> **The problem**: Retype the entries. Match them exactly.

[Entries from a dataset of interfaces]
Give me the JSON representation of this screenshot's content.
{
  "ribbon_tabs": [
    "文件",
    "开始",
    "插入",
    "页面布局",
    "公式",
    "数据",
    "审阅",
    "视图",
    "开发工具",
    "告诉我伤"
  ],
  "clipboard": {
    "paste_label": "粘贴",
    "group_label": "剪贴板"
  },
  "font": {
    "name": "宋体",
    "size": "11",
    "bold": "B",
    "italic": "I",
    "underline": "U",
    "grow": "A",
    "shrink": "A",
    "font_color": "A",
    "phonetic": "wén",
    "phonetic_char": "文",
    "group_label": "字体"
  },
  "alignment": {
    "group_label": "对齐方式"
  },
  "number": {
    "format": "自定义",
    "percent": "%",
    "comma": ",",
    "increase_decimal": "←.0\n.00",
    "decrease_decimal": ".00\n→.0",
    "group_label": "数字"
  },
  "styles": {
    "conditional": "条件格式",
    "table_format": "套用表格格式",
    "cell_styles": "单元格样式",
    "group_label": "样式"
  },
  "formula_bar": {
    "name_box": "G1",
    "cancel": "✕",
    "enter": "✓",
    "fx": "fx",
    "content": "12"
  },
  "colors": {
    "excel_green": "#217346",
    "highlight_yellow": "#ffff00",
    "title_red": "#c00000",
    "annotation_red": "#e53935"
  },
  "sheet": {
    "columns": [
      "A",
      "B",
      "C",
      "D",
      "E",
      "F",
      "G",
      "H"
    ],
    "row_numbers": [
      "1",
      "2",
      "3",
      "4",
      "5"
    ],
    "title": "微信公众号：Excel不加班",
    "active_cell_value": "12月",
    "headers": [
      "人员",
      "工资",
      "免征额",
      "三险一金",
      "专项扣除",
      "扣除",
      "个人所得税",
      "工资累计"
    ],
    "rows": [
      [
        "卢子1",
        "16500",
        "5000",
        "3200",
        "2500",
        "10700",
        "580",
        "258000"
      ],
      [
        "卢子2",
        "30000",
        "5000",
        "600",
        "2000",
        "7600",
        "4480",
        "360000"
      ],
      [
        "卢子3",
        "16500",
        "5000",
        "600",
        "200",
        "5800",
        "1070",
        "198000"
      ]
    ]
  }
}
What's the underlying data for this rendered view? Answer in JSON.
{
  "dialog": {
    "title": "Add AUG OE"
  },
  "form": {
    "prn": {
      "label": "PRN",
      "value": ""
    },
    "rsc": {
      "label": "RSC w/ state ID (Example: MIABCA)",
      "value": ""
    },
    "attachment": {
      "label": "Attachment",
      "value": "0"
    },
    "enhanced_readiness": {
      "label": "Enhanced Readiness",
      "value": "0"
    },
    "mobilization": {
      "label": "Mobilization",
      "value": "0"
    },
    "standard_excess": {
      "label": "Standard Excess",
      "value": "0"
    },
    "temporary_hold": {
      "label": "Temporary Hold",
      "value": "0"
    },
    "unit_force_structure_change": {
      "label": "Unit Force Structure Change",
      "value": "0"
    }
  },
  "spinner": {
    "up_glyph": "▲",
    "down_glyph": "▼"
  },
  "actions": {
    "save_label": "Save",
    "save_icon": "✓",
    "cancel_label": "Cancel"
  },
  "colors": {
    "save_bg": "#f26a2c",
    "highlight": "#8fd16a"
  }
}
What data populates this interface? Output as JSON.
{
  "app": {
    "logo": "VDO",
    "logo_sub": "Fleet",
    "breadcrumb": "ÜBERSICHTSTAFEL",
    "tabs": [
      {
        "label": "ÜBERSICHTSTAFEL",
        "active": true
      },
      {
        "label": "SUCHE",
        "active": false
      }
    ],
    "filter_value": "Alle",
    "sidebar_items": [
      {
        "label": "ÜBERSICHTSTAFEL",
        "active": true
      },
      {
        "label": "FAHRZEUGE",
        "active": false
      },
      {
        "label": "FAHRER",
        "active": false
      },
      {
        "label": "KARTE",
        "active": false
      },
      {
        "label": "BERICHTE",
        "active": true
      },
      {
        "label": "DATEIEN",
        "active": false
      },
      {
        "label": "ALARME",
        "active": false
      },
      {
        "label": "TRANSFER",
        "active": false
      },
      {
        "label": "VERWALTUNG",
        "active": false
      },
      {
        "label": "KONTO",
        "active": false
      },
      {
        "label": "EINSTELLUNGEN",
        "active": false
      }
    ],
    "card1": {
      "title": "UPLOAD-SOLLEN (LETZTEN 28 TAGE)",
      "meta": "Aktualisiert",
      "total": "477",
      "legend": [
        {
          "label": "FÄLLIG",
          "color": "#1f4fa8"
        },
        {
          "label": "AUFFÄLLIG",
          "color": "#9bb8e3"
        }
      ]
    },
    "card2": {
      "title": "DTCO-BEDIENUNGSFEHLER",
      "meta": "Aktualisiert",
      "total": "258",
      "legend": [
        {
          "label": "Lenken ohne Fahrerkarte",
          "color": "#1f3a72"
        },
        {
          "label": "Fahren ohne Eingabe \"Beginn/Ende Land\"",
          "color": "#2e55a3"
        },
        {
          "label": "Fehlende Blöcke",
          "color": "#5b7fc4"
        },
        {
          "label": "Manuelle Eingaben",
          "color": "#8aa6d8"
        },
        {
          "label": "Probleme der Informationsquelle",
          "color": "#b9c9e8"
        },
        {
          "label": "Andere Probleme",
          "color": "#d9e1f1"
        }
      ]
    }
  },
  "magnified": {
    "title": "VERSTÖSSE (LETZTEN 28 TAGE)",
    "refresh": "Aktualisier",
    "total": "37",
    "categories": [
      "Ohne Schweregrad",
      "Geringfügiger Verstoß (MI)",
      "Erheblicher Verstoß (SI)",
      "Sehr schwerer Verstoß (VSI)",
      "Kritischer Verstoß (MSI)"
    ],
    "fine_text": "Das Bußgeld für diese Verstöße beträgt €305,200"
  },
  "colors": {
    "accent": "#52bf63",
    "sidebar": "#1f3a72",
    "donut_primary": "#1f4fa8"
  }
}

> **Reply to the task**:
Give me the JSON representation of this screenshot's content.
{
  "ribbon_tabs": [
    "文件",
    "开始",
    "插入",
    "页面布局",
    "公式",
    "数据",
    "审阅",
    "视图",
    "开发工具",
    "告诉我伤"
  ],
  "clipboard": {
    "paste_label": "粘贴",
    "group_label": "剪贴板"
  },
  "font": {
    "name": "宋体",
    "size": "11",
    "bold": "B",
    "italic": "I",
    "underline": "U",
    "grow": "A",
    "shrink": "A",
    "font_color": "A",
    "phonetic": "wén",
    "phonetic_char": "文",
    "group_label": "字体"
  },
  "alignment": {
    "group_label": "对齐方式"
  },
  "number": {
    "format": "自定义",
    "percent": "%",
    "comma": ",",
    "increase_decimal": "←.0\n.00",
    "decrease_decimal": ".00\n→.0",
    "group_label": "数字"
  },
  "styles": {
    "conditional": "条件格式",
    "table_format": "套用表格格式",
    "cell_styles": "单元格样式",
    "group_label": "样式"
  },
  "formula_bar": {
    "name_box": "G1",
    "cancel": "✕",
    "enter": "✓",
    "fx": "fx",
    "content": "12"
  },
  "colors": {
    "excel_green": "#217346",
    "highlight_yellow": "#ffff00",
    "title_red": "#c00000",
    "annotation_red": "#e53935"
  },
  "sheet": {
    "columns": [
      "A",
      "B",
      "C",
      "D",
      "E",
      "F",
      "G",
      "H"
    ],
    "row_numbers": [
      "1",
      "2",
      "3",
      "4",
      "5"
    ],
    "title": "微信公众号：Excel不加班",
    "active_cell_value": "12月",
    "headers": [
      "人员",
      "工资",
      "免征额",
      "三险一金",
      "专项扣除",
      "扣除",
      "个人所得税",
      "工资累计"
    ],
    "rows": [
      [
        "卢子1",
        "16500",
        "5000",
        "3200",
        "2500",
        "10700",
        "580",
        "258000"
      ],
      [
        "卢子2",
        "30000",
        "5000",
        "600",
        "2000",
        "7600",
        "4480",
        "360000"
      ],
      [
        "卢子3",
        "16500",
        "5000",
        "600",
        "200",
        "5800",
        "1070",
        "198000"
      ]
    ]
  }
}
What's the underlying data for this rendered view? Answer in JSON.
{
  "dialog": {
    "title": "Add AUG OE"
  },
  "form": {
    "prn": {
      "label": "PRN",
      "value": ""
    },
    "rsc": {
      "label": "RSC w/ state ID (Example: MIABCA)",
      "value": ""
    },
    "attachment": {
      "label": "Attachment",
      "value": "0"
    },
    "enhanced_readiness": {
      "label": "Enhanced Readiness",
      "value": "0"
    },
    "mobilization": {
      "label": "Mobilization",
      "value": "0"
    },
    "standard_excess": {
      "label": "Standard Excess",
      "value": "0"
    },
    "temporary_hold": {
      "label": "Temporary Hold",
      "value": "0"
    },
    "unit_force_structure_change": {
      "label": "Unit Force Structure Change",
      "value": "0"
    }
  },
  "spinner": {
    "up_glyph": "▲",
    "down_glyph": "▼"
  },
  "actions": {
    "save_label": "Save",
    "save_icon": "✓",
    "cancel_label": "Cancel"
  },
  "colors": {
    "save_bg": "#f26a2c",
    "highlight": "#8fd16a"
  }
}
What data populates this interface? Output as JSON.
{
  "app": {
    "logo": "VDO",
    "logo_sub": "Fleet",
    "breadcrumb": "ÜBERSICHTSTAFEL",
    "tabs": [
      {
        "label": "ÜBERSICHTSTAFEL",
        "active": true
      },
      {
        "label": "SUCHE",
        "active": false
      }
    ],
    "filter_value": "Alle",
    "sidebar_items": [
      {
        "label": "ÜBERSICHTSTAFEL",
        "active": true
      },
      {
        "label": "FAHRZEUGE",
        "active": false
      },
      {
        "label": "FAHRER",
        "active": false
      },
      {
        "label": "KARTE",
        "active": false
      },
      {
        "label": "BERICHTE",
        "active": true
      },
      {
        "label": "DATEIEN",
        "active": false
      },
      {
        "label": "ALARME",
        "active": false
      },
      {
        "label": "TRANSFER",
        "active": false
      },
      {
        "label": "VERWALTUNG",
        "active": false
      },
      {
        "label": "KONTO",
        "active": false
      },
      {
        "label": "EINSTELLUNGEN",
        "active": false
      }
    ],
    "card1": {
      "title": "UPLOAD-SOLLEN (LETZTEN 28 TAGE)",
      "meta": "Aktualisiert",
      "total": "477",
      "legend": [
        {
          "label": "FÄLLIG",
          "color": "#1f4fa8"
        },
        {
          "label": "AUFFÄLLIG",
          "color": "#9bb8e3"
        }
      ]
    },
    "card2": {
      "title": "DTCO-BEDIENUNGSFEHLER",
      "meta": "Aktualisiert",
      "total": "258",
      "legend": [
        {
          "label": "Lenken ohne Fahrerkarte",
          "color": "#1f3a72"
        },
        {
          "label": "Fahren ohne Eingabe \"Beginn/Ende Land\"",
          "color": "#2e55a3"
        },
        {
          "label": "Fehlende Blöcke",
          "color": "#5b7fc4"
        },
        {
          "label": "Manuelle Eingaben",
          "color": "#8aa6d8"
        },
        {
          "label": "Probleme der Informationsquelle",
          "color": "#b9c9e8"
        },
        {
          "label": "Andere Probleme",
          "color": "#d9e1f1"
        }
      ]
    }
  },
  "magnified": {
    "title": "VERSTÖSSE (LETZTEN 28 TAGE)",
    "refresh": "Aktualisier",
    "total": "37",
    "categories": [
      "Ohne Schweregrad",
      "Geringfügiger Verstoß (MI)",
      "Erheblicher Verstoß (SI)",
      "Sehr schwerer Verstoß (VSI)",
      "Kritischer Verstoß (MSI)"
    ],
    "fine_text": "Das Bußgeld für diese Verstöße beträgt €305,200"
  },
  "colors": {
    "accent": "#52bf63",
    "sidebar": "#1f3a72",
    "donut_primary": "#1f4fa8"
  }
}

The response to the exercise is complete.